(Raw data)

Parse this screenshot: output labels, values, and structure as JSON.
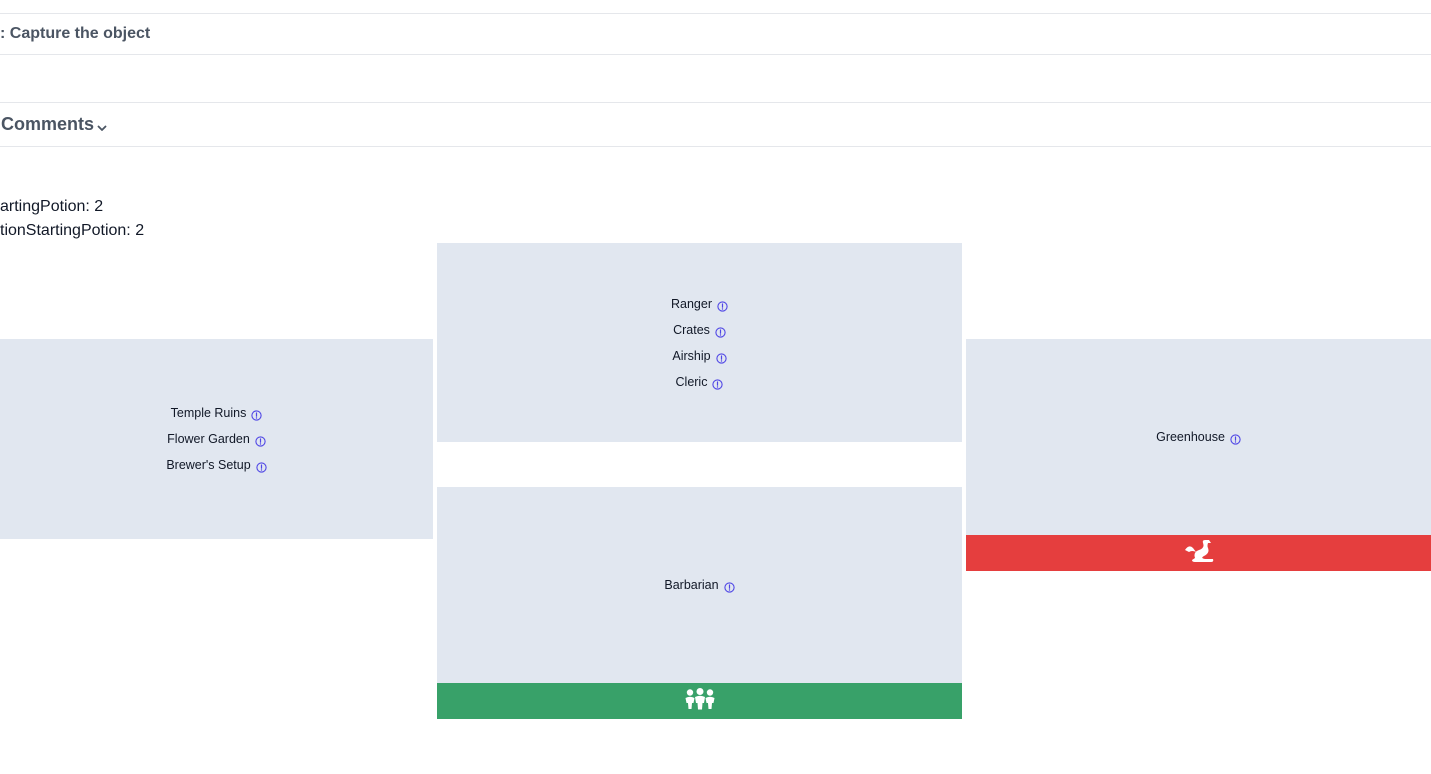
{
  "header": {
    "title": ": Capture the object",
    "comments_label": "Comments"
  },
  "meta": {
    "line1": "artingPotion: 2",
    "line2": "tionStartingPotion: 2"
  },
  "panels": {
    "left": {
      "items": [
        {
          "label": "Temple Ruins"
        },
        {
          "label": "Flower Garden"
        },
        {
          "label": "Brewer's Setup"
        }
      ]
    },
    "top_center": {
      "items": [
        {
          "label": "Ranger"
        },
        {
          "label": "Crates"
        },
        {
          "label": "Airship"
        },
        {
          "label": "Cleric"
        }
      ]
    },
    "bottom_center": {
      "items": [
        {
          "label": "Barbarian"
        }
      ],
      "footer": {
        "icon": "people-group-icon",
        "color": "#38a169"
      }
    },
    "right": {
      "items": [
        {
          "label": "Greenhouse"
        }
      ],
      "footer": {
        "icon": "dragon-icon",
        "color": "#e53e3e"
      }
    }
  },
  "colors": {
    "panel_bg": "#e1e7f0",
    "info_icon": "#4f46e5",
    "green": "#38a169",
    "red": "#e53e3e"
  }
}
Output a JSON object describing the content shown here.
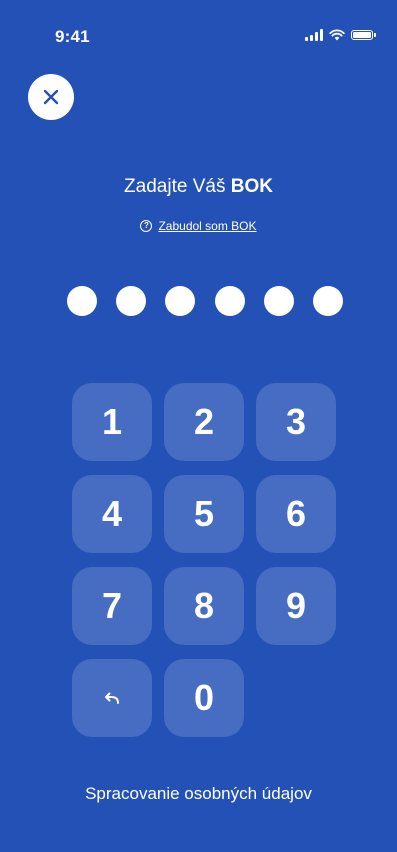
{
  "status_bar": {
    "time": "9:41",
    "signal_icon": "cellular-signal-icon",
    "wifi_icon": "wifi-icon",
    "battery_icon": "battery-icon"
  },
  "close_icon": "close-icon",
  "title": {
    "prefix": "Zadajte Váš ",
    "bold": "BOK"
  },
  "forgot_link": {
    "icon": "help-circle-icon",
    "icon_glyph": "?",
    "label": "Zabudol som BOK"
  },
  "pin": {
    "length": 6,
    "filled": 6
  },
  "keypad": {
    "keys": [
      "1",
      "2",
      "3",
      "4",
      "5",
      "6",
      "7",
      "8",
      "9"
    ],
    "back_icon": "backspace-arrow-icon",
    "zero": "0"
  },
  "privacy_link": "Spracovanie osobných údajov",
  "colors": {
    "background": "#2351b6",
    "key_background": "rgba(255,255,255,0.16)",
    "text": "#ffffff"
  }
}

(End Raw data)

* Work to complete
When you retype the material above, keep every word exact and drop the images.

* Task output
Parse this screenshot: output labels, values, and structure as JSON.
{
  "header": {
    "title": ": Capture the object",
    "comments_label": "Comments"
  },
  "meta": {
    "line1": "artingPotion: 2",
    "line2": "tionStartingPotion: 2"
  },
  "panels": {
    "left": {
      "items": [
        {
          "label": "Temple Ruins"
        },
        {
          "label": "Flower Garden"
        },
        {
          "label": "Brewer's Setup"
        }
      ]
    },
    "top_center": {
      "items": [
        {
          "label": "Ranger"
        },
        {
          "label": "Crates"
        },
        {
          "label": "Airship"
        },
        {
          "label": "Cleric"
        }
      ]
    },
    "bottom_center": {
      "items": [
        {
          "label": "Barbarian"
        }
      ],
      "footer": {
        "icon": "people-group-icon",
        "color": "#38a169"
      }
    },
    "right": {
      "items": [
        {
          "label": "Greenhouse"
        }
      ],
      "footer": {
        "icon": "dragon-icon",
        "color": "#e53e3e"
      }
    }
  },
  "colors": {
    "panel_bg": "#e1e7f0",
    "info_icon": "#4f46e5",
    "green": "#38a169",
    "red": "#e53e3e"
  }
}
Output a JSON object describing the content shown here.
{
  "status_bar": {
    "time": "9:41",
    "signal_icon": "cellular-signal-icon",
    "wifi_icon": "wifi-icon",
    "battery_icon": "battery-icon"
  },
  "close_icon": "close-icon",
  "title": {
    "prefix": "Zadajte Váš ",
    "bold": "BOK"
  },
  "forgot_link": {
    "icon": "help-circle-icon",
    "icon_glyph": "?",
    "label": "Zabudol som BOK"
  },
  "pin": {
    "length": 6,
    "filled": 6
  },
  "keypad": {
    "keys": [
      "1",
      "2",
      "3",
      "4",
      "5",
      "6",
      "7",
      "8",
      "9"
    ],
    "back_icon": "backspace-arrow-icon",
    "zero": "0"
  },
  "privacy_link": "Spracovanie osobných údajov",
  "colors": {
    "background": "#2351b6",
    "key_background": "rgba(255,255,255,0.16)",
    "text": "#ffffff"
  }
}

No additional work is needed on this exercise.